Lilly Gives Back in a Big Way

For the fourth year in a row, Eli Lilly and its employees are showing a true commitment to making their city a better place. The Indy Star reports on this year’s massive undertaking:

An army of 8,000 red-shirted volunteers will fan out across the city today, planting thousands of trees, painting at least seven large murals to brighten public spaces and generally dressing up the community.

This is the fourth annual Lilly Global Day of Service, when 24,000 employees of Indianapolis-based Eli Lilly and Co. volunteer for community service projects in 39 countries around the world.

Here in the company’s hometown, volunteers from at least 30 other companies, which are providing people and donated services, will reinforce the Lilly volunteers.

Event organizers estimate the value of the 35,000 hours of volunteer labor plus the materials and supplies at nearly $2 million for the day in Indianapolis.

Last year’s Day of Service included the creation of a six mile-long linear park along the sides of I-70 on the west side of Downtown.

While that caused some traffic problems for several hours while I-70 was closed, today’s projects will have minimal impact on most motorists. The ramps of the Emerson Avenue interchange of I-70 will be closed for various periods while the cloverleaf receives new trees and other landscaping.

“We are putting more emphasis on the Eastside this year, to help the neighborhoods, where so much is going on,” said David Forsell, president of Keep Indianapolis Beautiful.

The agency is a partner with Lilly in the Day of Service, and he was referring to developments on the Eastside of the city by the 2012 Indianapolis Super Bowl Host Committee to revitalize a neighborhood as a lasting legacy of the NFL game here in February.

Some of the work has been planned as a memorial, including development of a peace garden in a westside park, which will be created in memory of the victims of violence.

“This is a monumental day for civic service,” Forsell said. “In any community, it doesn’t come any bigger.”

The 8,000 volunteers will be focused at 46 worksites, which will be grouped in four primary zones of the city today.

It’s Simple: Quantify the Regulatory Costs

Clyde Wayne Crews isn’t the best public speaker in the world. I know that because we brought him in for an Indiana Chamber board meeting a few years ago.
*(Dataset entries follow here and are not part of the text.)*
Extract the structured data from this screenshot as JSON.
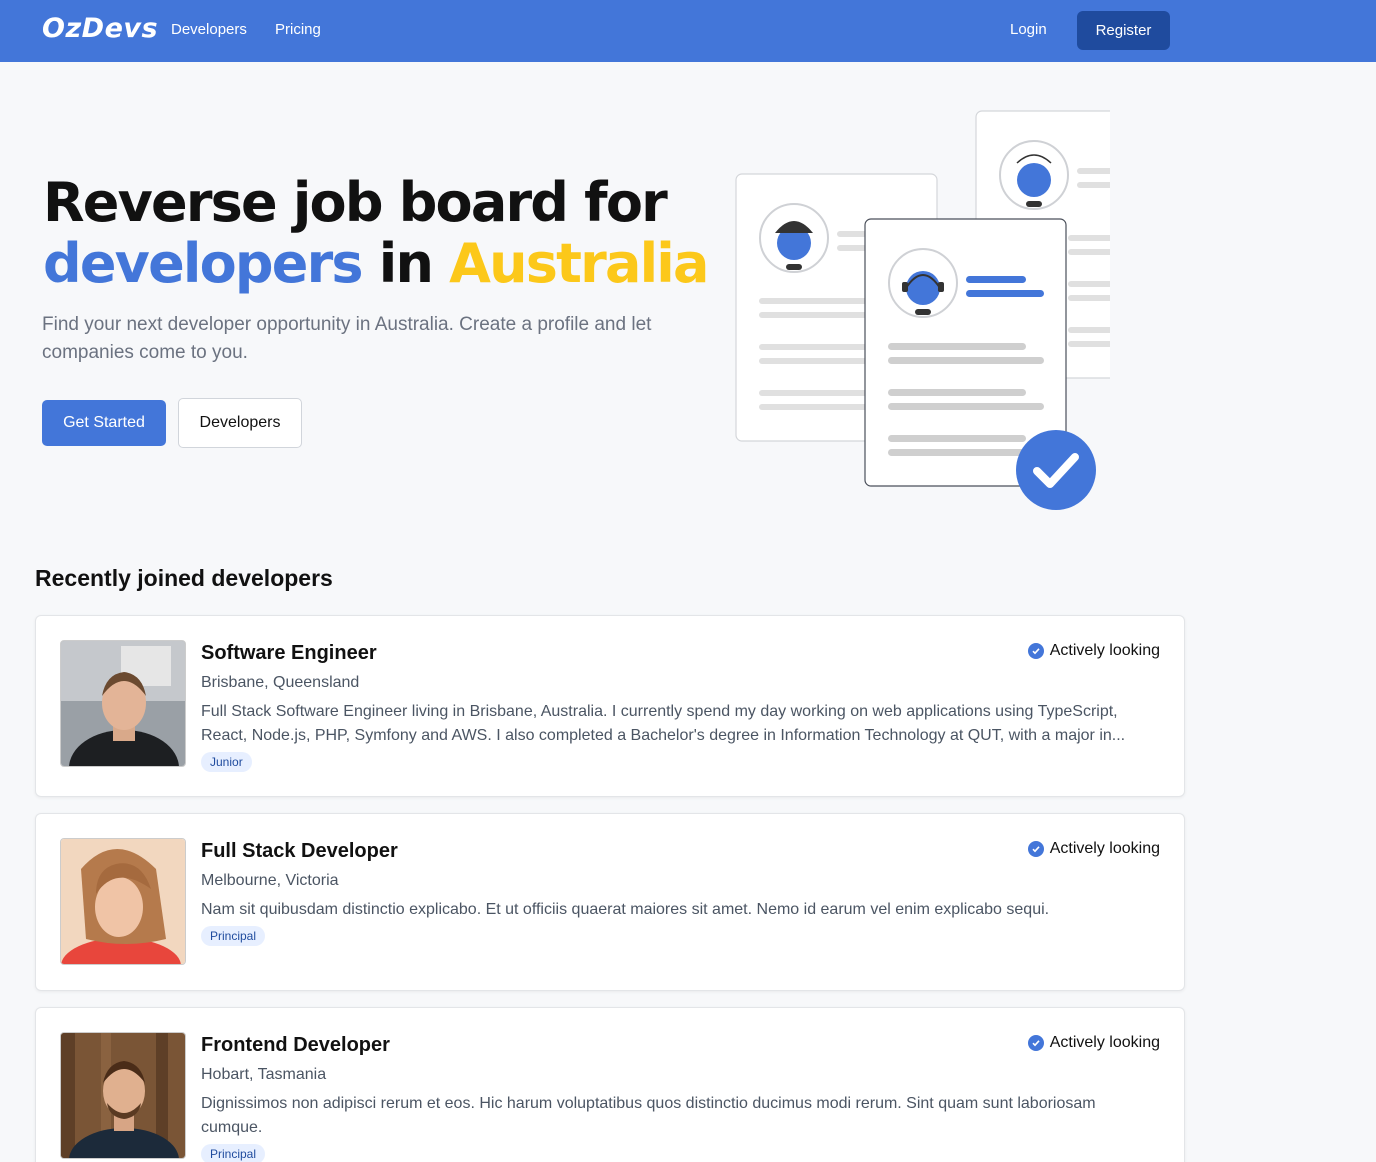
{
  "nav": {
    "logo": "OzDevs",
    "links": [
      "Developers",
      "Pricing"
    ],
    "login": "Login",
    "register": "Register"
  },
  "hero": {
    "title_line1": "Reverse job board for",
    "title_blue": "developers",
    "title_in": " in ",
    "title_yellow": "Australia",
    "subtitle": "Find your next developer opportunity in Australia. Create a profile and let companies come to you.",
    "cta_primary": "Get Started",
    "cta_secondary": "Developers"
  },
  "section": {
    "title": "Recently joined developers"
  },
  "developers": [
    {
      "title": "Software Engineer",
      "location": "Brisbane, Queensland",
      "bio": "Full Stack Software Engineer living in Brisbane, Australia. I currently spend my day working on web applications using TypeScript, React, Node.js, PHP, Symfony and AWS. I also completed a Bachelor's degree in Information Technology at QUT, with a major in...",
      "tag": "Junior",
      "status": "Actively looking"
    },
    {
      "title": "Full Stack Developer",
      "location": "Melbourne, Victoria",
      "bio": "Nam sit quibusdam distinctio explicabo. Et ut officiis quaerat maiores sit amet. Nemo id earum vel enim explicabo sequi.",
      "tag": "Principal",
      "status": "Actively looking"
    },
    {
      "title": "Frontend Developer",
      "location": "Hobart, Tasmania",
      "bio": "Dignissimos non adipisci rerum et eos. Hic harum voluptatibus quos distinctio ducimus modi rerum. Sint quam sunt laboriosam cumque.",
      "tag": "Principal",
      "status": "Actively looking"
    }
  ],
  "colors": {
    "brand": "#4376d9",
    "brand_dark": "#1f4b9e",
    "accent_yellow": "#fcc81a"
  }
}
Oh, he knew his subject area — the world of federal regulations — but audience members weren’t thrilled by his presentation style.

The most important part of that opening paragraph was the phrase "he knew his subject area." Crews, a policy vice president with the Competitive Enterprise Institute, is right on target again with his latest writing as he takes Congress to task for the over-regulation that is threatening so many companies.

It might be easy to blame the agency regulators. But they’re only taking those steps because Congress is simply not doing its job. The partisan politics is preventing progress of any kind; then it becomes worse when our representatives abdicate their responsibility.

Crews writes:

“Ultimately, voters need the ability to hold Congress directly accountable for regulations by requiring congressional approval of new rules. Thus, legislation that will lead to costly agency rules regulating, say, lamp ballast energy efficiency may or may not make sense to a congressman who may have to vote directly to approve the accompanying costs.

“As Congress becomes more answerable for regulation, it will face greater incentives to ensure that benefits exceed costs as determined by independent analysis, rather than by agencies’ own estimates. Greater ongoing oversight might dampen the tendency to overregulate in the future, thus creating pressure for a ‘regulatory ceiling’ to parallel the fiscal debt ceiling. Regulation does not control itself, and agencies will not apply the brakes.We have to do it, through our elected representatives.”

Read more from Crews and access his full report.